I am a child of the “Great Depression.”
My family lost their farm in Middle Georgia, causing all kinds of challenges and disruptions in my early life. There weren’t many Christmas presents during some of those years. I have not forgotten those hard lessons learned in my youth.
Last week, I had two opportunities to revisit the problems of the 1930s and get expert advice on how today’s recession was caused and how it can be handled.
The governor and his staff held a pre-Legislative Conference in Athens to tell us how the current economy is affecting Georgia. Then I attended the National Conference of State Legislatures in Atlanta listening to, and discussing, the economy from other states’ perspectives.
One of the most interesting sessions of NCSL featured David Wyss, senior economist for Standard & Poor’s, who discussed the current recession in terms of the housing and mortgage markets. These are two separate, yet connected, economic problems. First, housing was over built, and second, it was over priced.
The usual price a family pays for a home is 2.5 times their annual income.
During the past five years, interest rates were so low that consumers looked more at monthly payments than at the prices, thinking that the value would always go up and the house could be sold for more than they paid. People ended up buying more house than they could afford, particularly if one family member lost their job. The average price for houses got up to 3.6 times the annual salary.
Lending institutions were creating mortgages based on as little as two percent down. With home values falling as much as 10 percent in the Atlanta area and over 30 percent in other large cities, many mortgages are more than the houses are worth. Many homebuyers are not waiting for foreclosure. They simply move out and mail the keys to the lender.
Dr. Wyss believes the housing and mortgage market recession will bottom out in the summer of 2009; however, he also believes that the climb out will take years.
Don’t expect a recovery to the pre-recession economy any time soon. It will take longer to recover than it did to slide.
A very interesting Athens session featured Gena Evans, commissioner of the Georgia Department of Transportation. After telling us about straightening out DOT and how little money was left for projects, she told us that President-elect Obama was asking for a list of transportation projects that could put people to work within 30 days and another list that would take 180 days to initiate.

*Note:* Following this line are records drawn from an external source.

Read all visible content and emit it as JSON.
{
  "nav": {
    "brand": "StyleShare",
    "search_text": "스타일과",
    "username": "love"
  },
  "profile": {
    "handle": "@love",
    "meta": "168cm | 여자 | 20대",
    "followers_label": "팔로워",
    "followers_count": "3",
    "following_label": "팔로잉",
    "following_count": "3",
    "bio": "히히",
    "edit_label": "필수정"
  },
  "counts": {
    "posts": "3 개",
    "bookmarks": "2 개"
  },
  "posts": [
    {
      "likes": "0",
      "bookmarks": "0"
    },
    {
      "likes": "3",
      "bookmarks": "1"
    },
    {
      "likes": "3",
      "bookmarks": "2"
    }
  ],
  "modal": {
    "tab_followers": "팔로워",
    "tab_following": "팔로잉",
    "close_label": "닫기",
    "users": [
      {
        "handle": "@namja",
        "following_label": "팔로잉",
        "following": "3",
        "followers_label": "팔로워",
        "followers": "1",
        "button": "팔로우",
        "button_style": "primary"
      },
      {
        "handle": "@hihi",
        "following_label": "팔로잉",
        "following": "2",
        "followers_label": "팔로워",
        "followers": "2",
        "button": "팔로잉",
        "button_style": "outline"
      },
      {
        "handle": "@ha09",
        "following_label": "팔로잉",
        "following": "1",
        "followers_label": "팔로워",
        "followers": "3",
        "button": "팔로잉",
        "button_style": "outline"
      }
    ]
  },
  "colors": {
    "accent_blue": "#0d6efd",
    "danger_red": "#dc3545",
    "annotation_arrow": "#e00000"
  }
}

He wants a “road map” for allocating funds for building and repairing the nation’s highways and bridges, which could serve as an economic stimulus to put millions of Americans to work. The District of Columbia and all 50 state Departments of Transportation responded to the survey. More than 5,000 “ready-to-go” projects worth $64 billion were identified. These transportation infrastructure projects are considered “ready to go” because they could be under contract within 180 days, supporting an estimated 1.8 million American jobs, if the funding is made available.
These jobs need to go to American companies, employing American citizens.
The Georgia Department of Transportation looked at all of the safety, bridges, intersections, new capacity and maintenance projects that are backlogged.
The biggest driving force in identifying the projects for the DOT list was the 180-day criteria. They identified projects that were considered ready to go. That means that environmental approval, Right of Way acquisition, designs and plans all could be complete and the project ready to let within 180 days. Some $3 billion worth of projects were identified and submitted.
Evans explained that this is merely a preliminary list and that DOT is still reviewing projects and looking at other considerations before making a final decision.
Not since President Eisenhower initiated the Interstate Highway System in the 1950s have I seen this much excitement. This truly is an opportunity for an investment into improving Georgia’s infrastructure, as well as, putting many Georgians back to work.
But you know me. I always ask the tough question, and that question is: How will all of these projects be funded? Evans admitted that initially the Obama team was talking about an 80-20 split between the federal government and the states.
A survey of the states revealed that none could fund the 20 percent needed; so as a group, the states have asked that the federal government fund 100 percent of the projects chosen. I am cautious, but tomorrow is Christmas and miracles do occur.
Speaking of Christmas, I pray that your holidays will be filled with the spirit that He brings and that your dinner plate will be full.
May your New Year be one of hope and cheer, and may God always bless you.
Let me know what your legislative needs are before the Session starts on Jan. 12. That will give me time to do my homework on your behalf.
Amos Amerson can be reached at 689 N. Chestatee Street, Dahlonega, GA 30533, (706) 864-6589, e-mail email@example.com. Or contact Gerald Lewy at (706) 344-7788.